* _Work instruction_: Check each line of the entries below for the string "modified" and state how many lines have it, with no other text.

(Dataset rows describing interfaces)

▼▼▼

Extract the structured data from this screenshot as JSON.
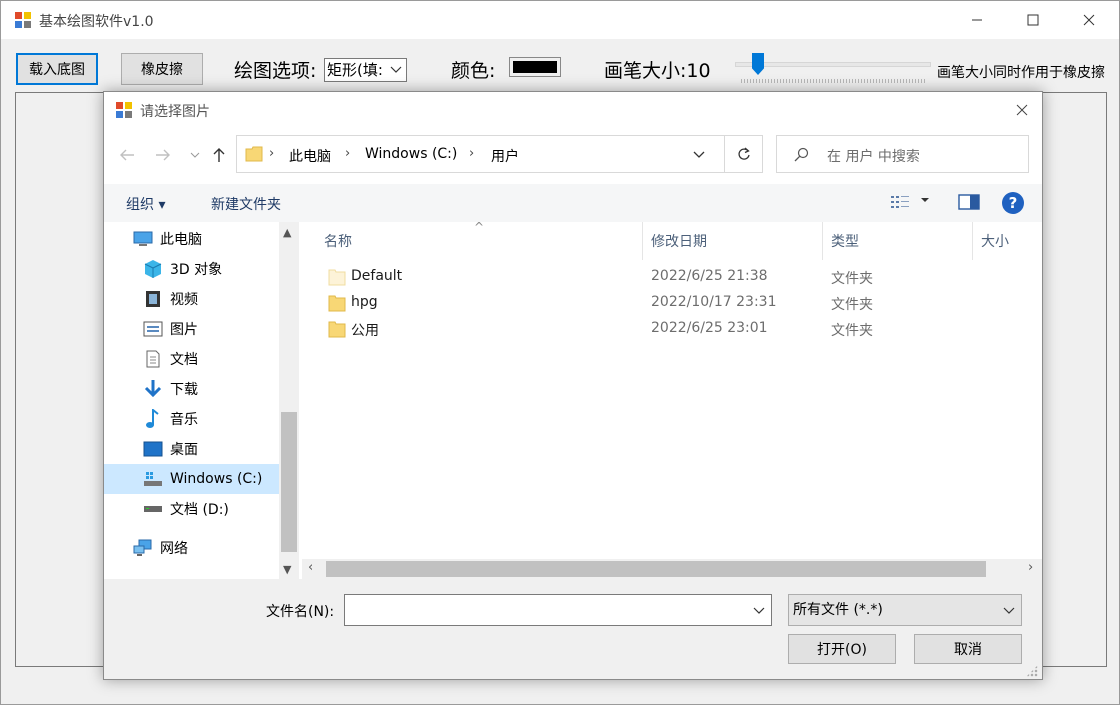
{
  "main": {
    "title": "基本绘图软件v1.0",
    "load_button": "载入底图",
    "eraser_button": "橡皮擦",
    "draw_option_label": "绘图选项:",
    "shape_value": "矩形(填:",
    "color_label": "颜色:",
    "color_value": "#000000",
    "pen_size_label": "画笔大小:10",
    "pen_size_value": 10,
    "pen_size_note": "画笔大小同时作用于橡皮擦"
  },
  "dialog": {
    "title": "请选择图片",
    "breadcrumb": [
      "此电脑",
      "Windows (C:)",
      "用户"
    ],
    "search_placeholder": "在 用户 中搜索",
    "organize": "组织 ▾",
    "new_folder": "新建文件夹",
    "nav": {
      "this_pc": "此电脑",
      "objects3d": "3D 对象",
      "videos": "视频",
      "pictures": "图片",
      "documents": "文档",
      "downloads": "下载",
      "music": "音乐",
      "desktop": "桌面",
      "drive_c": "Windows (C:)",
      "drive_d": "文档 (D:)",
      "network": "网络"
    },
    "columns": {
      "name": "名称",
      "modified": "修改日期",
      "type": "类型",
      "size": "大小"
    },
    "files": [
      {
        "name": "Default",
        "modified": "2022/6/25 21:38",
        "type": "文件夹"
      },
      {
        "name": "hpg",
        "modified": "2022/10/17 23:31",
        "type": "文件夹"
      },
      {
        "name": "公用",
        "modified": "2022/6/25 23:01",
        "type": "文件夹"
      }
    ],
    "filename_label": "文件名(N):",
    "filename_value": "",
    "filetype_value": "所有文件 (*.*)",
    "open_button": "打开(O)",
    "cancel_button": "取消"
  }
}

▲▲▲
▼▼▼

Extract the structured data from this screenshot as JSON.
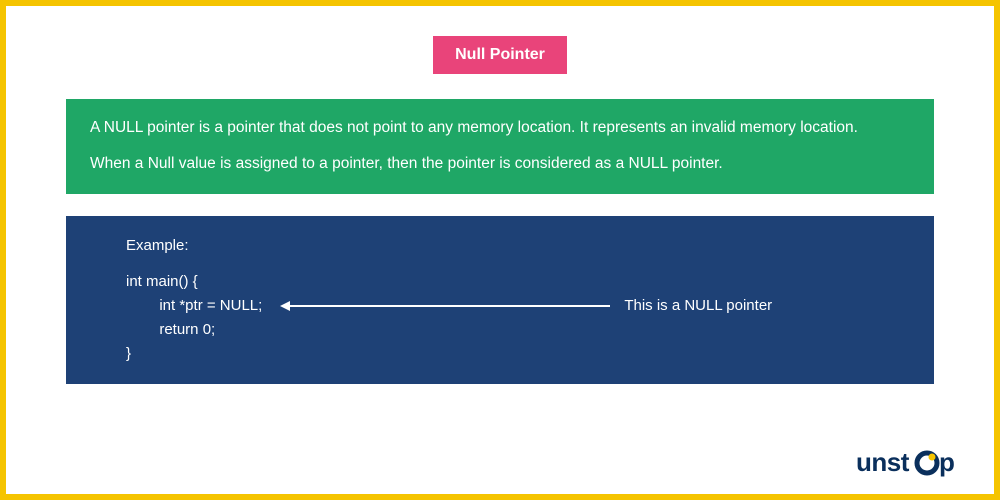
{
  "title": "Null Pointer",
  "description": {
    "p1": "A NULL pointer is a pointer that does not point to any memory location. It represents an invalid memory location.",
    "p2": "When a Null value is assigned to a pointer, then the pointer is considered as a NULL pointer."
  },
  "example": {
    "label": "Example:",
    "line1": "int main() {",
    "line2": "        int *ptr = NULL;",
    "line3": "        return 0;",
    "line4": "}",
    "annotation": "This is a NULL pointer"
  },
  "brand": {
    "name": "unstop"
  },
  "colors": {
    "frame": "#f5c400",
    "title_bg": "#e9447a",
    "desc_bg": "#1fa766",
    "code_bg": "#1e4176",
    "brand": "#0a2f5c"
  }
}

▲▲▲

* _Written solution_: 4